DIRECTIONS
Using the records below, copy out exactly the line that contains "Give me the" and every line that follows it, up to and including the last, and no others.

DATA Block Start

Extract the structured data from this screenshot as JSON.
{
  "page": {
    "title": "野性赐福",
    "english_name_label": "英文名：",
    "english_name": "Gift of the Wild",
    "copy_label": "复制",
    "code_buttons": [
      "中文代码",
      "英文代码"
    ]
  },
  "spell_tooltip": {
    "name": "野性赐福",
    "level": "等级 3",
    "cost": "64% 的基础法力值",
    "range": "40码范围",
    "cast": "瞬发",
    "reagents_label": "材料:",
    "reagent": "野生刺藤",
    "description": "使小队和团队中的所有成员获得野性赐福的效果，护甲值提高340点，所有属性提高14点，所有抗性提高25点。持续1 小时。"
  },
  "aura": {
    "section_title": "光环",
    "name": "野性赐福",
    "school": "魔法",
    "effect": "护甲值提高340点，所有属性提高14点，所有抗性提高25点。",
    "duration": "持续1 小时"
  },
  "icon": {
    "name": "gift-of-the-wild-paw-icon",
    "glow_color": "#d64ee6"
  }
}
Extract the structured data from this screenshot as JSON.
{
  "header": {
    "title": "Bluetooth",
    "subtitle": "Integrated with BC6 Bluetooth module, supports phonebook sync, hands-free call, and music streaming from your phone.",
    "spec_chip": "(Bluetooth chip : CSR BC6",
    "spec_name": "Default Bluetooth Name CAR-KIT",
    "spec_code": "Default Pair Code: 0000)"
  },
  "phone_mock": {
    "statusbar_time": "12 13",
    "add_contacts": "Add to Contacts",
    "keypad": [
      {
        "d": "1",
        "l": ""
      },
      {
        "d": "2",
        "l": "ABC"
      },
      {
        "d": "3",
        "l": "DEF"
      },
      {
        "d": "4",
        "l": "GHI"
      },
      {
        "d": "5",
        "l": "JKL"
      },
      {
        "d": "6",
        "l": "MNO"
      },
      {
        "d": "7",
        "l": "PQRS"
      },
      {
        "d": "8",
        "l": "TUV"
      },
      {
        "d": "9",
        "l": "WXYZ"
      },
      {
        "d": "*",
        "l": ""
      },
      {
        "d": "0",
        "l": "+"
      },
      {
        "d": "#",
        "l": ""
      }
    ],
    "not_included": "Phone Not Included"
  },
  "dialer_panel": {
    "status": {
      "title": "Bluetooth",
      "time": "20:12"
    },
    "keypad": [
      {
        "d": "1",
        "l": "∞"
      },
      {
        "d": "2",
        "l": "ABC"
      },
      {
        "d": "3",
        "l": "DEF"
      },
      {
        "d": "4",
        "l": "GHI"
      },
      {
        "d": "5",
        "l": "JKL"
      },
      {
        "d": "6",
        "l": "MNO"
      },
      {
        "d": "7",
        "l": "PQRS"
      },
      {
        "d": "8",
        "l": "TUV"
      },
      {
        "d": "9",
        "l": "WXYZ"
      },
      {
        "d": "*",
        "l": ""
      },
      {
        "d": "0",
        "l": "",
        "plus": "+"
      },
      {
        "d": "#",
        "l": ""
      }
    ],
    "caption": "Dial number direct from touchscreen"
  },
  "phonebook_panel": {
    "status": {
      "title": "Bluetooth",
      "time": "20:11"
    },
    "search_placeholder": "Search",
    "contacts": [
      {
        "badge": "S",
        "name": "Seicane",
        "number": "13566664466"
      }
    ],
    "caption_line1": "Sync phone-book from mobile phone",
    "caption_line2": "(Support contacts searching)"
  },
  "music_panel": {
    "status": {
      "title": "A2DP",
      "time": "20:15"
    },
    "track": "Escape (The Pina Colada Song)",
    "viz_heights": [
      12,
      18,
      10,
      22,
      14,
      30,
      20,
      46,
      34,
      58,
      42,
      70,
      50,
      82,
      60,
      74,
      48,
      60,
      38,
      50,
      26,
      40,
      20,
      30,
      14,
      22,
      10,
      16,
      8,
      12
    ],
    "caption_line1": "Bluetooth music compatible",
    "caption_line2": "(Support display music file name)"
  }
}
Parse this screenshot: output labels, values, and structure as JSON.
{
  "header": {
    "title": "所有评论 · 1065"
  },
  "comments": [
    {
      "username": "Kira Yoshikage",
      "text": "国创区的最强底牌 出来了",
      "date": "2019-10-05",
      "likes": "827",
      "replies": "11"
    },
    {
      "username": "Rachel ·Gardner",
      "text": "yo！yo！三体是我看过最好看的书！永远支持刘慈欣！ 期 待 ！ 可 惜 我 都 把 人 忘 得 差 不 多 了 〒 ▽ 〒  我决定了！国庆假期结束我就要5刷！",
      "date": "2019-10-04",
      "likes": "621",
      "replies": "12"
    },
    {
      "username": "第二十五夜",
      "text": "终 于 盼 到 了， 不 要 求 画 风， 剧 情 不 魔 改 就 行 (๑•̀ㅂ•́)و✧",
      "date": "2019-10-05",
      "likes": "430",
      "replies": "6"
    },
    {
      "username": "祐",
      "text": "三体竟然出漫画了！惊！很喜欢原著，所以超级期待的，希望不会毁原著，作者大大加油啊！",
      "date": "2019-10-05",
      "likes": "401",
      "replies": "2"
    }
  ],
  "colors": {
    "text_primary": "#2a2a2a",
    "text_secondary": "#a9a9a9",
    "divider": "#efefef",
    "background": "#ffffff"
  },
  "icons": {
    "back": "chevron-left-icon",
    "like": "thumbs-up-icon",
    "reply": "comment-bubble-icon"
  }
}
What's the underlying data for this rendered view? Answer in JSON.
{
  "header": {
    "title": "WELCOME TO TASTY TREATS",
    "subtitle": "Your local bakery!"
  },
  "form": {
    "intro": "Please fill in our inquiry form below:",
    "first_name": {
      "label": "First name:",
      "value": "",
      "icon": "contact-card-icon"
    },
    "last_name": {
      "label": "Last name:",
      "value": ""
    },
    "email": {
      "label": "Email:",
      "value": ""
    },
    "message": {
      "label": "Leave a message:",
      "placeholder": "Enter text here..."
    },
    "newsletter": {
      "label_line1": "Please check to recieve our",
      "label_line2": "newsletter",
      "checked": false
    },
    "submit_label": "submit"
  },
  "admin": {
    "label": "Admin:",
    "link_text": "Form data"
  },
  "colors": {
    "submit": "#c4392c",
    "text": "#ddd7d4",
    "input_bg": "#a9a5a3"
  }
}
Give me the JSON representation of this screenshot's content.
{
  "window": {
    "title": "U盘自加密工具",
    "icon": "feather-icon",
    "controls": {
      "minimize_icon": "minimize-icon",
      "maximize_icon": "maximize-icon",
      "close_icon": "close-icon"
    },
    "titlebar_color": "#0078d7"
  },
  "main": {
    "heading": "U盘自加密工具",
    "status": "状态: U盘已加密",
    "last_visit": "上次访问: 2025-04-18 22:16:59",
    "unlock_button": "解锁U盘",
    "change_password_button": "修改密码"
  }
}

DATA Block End

ANSWER SPACE
Give me the JSON representation of this screenshot's content.
{
  "window": {
    "title": "U盘自加密工具",
    "icon": "feather-icon",
    "controls": {
      "minimize_icon": "minimize-icon",
      "maximize_icon": "maximize-icon",
      "close_icon": "close-icon"
    },
    "titlebar_color": "#0078d7"
  },
  "main": {
    "heading": "U盘自加密工具",
    "status": "状态: U盘已加密",
    "last_visit": "上次访问: 2025-04-18 22:16:59",
    "unlock_button": "解锁U盘",
    "change_password_button": "修改密码"
  }
}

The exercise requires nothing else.